So it’s not that surprising that a 30mm tire pumped up to 90F/95R was the fastest on a stretch of smooth, flat road. Putting in 210 watts gave our test rider an average speed of just a hair over 20 mph. At that speed, rolling resistance is not getting overwhelmed by the aerodynamic penalty of the larger tire. Josh put it in the context of the pros racing at the Tour of Flanders: “The fastest tire at Flanders is still the 28, and it’s probably pumped up to more than most people think. That’s because even though the cobbles are pretty rough at Flanders, the riders are going so fast.”
Hidden among all the talk of efficiency, speed, and performance is comfort, which is the X-factor for many riders and the decisions they make about their tire width and pressure. Here our testing proved to be quite reassuring. The fastest setups in both tests used 90F/95R; the second-fastest setups were just one and two seconds slower but at 20 psi less front and rear. While we didn’t have a numerical way to measure that increase in comfort, our tester certainly felt the difference on the road. “So much of that is because of how our bodies are attuned to perceiving things,” Josh chimed in. “We’re just not good at perceiving speed very accurately, but we’re really good at feeling vibrations, and we’ll often use vibrations as a proxy for speed. So that 120 psi that rattles your teeth feels really fast, but that’s just because of how we’re tuned to perceive those sensations.”
The biggest variable that affects your ideal tire pressure (in terms of speed) will be the surface on which you ride. In our case, going down quite a bit in pressure afforded our tester a significant boost in comfort with only a minimal performance penalty.
So based on this testing and talking to Josh, here’s our main recommendation for road riding: If you want to go fast, pumping your tires up is good (to a point), but the efficiency penalty for going with lower pressures to boost comfort is very small. Additionally, the difference between using a 28 vs. 30mm-width tire likely comes down to how the manufacturer makes the tire, more than anything else. Using a 26mm tire only really makes sense if you’re consistently riding at professional race speeds, due to its better aerodynamics.
For the smooth and flat bike path test run, the 30mm tire was the fastest. It recorded the best overall time of 7 minutes, 30 seconds at 90F/95R psi, and the second-fastest time of 7:32 at 70F/75R psi. The slowest time in this test, a 7:47, was recorded using the 28mm tire at 90F/95R psi.

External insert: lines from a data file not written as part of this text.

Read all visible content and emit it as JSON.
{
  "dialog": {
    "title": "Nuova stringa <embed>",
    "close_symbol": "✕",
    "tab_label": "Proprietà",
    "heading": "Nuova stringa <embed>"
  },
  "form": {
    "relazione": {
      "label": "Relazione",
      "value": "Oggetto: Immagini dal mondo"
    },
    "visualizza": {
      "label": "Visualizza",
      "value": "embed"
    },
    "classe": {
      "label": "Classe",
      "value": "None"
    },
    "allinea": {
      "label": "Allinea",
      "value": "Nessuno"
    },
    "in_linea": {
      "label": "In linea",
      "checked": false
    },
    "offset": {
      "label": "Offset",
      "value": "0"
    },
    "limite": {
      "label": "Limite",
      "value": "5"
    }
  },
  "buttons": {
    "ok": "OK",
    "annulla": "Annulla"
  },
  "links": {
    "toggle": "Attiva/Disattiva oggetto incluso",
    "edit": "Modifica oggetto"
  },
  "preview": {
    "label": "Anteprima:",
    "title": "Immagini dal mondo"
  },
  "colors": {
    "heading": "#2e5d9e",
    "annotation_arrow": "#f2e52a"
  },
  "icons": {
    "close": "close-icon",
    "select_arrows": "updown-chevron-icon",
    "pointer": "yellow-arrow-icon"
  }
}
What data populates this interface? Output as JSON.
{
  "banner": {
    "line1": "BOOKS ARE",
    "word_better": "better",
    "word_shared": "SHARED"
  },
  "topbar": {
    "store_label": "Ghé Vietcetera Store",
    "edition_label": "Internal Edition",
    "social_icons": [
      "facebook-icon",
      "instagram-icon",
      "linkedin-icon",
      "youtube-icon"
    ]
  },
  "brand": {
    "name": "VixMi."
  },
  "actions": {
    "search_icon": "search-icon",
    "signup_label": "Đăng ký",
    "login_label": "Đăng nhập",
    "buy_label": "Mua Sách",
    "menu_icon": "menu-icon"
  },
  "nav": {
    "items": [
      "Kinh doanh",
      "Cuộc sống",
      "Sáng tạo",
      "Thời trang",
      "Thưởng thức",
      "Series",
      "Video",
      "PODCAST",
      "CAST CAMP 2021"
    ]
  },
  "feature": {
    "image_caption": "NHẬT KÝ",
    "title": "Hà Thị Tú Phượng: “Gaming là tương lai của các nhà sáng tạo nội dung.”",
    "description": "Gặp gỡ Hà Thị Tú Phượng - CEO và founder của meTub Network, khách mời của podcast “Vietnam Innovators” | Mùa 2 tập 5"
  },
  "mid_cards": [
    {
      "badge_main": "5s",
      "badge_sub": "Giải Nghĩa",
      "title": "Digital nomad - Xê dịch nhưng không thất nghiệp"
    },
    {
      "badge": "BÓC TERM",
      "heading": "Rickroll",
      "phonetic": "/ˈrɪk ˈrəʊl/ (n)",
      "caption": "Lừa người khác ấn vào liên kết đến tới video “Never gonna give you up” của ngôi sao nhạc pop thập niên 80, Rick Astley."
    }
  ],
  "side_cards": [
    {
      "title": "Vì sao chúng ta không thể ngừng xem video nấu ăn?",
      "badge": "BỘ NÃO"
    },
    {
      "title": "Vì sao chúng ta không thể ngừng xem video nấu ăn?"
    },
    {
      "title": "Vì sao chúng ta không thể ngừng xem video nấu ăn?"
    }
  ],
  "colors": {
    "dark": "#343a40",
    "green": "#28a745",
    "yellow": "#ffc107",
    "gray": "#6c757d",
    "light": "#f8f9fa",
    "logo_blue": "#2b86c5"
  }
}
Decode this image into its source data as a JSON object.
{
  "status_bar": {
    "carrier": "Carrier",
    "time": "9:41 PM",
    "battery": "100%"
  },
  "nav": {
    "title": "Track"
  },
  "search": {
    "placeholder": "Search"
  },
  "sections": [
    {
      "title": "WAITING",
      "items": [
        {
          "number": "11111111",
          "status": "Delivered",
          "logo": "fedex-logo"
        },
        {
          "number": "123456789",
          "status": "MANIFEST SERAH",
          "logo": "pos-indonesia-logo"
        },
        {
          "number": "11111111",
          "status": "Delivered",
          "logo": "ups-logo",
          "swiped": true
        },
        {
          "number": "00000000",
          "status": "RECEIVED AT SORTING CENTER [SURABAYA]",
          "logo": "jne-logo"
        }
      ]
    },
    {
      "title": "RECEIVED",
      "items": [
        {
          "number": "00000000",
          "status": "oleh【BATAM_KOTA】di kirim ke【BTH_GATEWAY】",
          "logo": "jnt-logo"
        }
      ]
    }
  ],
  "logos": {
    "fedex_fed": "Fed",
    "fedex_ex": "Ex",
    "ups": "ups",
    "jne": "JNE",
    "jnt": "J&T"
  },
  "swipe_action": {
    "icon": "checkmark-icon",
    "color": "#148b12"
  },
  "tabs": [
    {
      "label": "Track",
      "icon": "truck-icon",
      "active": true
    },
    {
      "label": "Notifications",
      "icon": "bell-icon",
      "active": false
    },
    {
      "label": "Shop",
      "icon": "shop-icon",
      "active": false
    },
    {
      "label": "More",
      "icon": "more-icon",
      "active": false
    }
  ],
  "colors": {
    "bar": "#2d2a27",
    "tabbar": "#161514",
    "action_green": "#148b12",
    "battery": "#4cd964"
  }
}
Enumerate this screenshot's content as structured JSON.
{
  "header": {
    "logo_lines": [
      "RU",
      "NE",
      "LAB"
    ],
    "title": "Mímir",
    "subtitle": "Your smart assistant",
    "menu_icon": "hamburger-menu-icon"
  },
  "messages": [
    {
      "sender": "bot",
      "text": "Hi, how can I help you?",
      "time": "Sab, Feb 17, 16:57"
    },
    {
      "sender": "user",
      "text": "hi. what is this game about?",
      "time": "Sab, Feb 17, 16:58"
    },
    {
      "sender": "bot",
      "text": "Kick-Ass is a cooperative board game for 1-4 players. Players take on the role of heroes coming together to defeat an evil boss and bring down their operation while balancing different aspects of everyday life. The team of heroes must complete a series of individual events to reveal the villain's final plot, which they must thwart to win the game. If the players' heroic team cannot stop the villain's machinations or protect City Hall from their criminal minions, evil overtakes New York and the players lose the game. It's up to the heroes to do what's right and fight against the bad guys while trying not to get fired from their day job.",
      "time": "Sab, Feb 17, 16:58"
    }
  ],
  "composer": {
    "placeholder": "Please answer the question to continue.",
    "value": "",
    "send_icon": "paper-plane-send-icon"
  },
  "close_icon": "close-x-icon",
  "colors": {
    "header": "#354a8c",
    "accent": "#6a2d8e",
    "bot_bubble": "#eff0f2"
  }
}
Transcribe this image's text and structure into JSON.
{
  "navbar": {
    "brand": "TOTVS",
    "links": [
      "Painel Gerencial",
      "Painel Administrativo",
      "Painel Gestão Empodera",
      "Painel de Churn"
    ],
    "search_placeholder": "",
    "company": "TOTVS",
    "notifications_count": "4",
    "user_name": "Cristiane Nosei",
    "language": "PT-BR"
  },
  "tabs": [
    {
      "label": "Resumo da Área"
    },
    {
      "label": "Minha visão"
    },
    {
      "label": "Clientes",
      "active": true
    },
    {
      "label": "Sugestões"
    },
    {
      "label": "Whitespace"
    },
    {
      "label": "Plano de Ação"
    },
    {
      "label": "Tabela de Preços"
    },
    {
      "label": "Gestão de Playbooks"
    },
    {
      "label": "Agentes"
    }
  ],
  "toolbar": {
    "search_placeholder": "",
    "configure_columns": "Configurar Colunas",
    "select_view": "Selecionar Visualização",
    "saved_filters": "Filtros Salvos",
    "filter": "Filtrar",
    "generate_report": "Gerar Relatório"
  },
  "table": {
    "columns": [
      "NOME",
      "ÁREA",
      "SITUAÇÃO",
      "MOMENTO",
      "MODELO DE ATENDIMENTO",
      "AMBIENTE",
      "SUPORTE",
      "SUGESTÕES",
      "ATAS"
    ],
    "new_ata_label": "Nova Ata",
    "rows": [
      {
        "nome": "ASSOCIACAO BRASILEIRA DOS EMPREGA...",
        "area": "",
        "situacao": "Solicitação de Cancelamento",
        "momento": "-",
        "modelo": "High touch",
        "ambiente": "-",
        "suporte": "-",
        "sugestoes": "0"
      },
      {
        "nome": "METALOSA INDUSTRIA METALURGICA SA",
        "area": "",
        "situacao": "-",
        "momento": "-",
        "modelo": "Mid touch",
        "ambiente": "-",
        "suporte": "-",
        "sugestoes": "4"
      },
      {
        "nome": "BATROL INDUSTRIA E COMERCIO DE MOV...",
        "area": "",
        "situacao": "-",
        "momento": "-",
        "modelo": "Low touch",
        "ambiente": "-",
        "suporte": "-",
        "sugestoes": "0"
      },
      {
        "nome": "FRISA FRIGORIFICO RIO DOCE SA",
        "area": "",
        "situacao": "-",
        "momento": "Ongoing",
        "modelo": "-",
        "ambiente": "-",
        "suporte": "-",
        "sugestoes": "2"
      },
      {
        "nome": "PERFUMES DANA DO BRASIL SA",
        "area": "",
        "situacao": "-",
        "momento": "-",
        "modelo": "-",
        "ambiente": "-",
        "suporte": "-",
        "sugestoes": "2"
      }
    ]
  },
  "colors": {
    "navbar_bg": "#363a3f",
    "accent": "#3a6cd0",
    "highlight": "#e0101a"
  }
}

On the return trip test, which was rolling, with a bit more pavement variability, the fastest setup turned out to be a 28mm tire at 90F/95R, which clocked in at 7:16. Again, the second-fastest setup proved to be very close behind, at 7:17, and was the 28mm tire but inflated at 70F/75R psi. The slowest setup in this test was a 30mm tire at 50F/55R psi.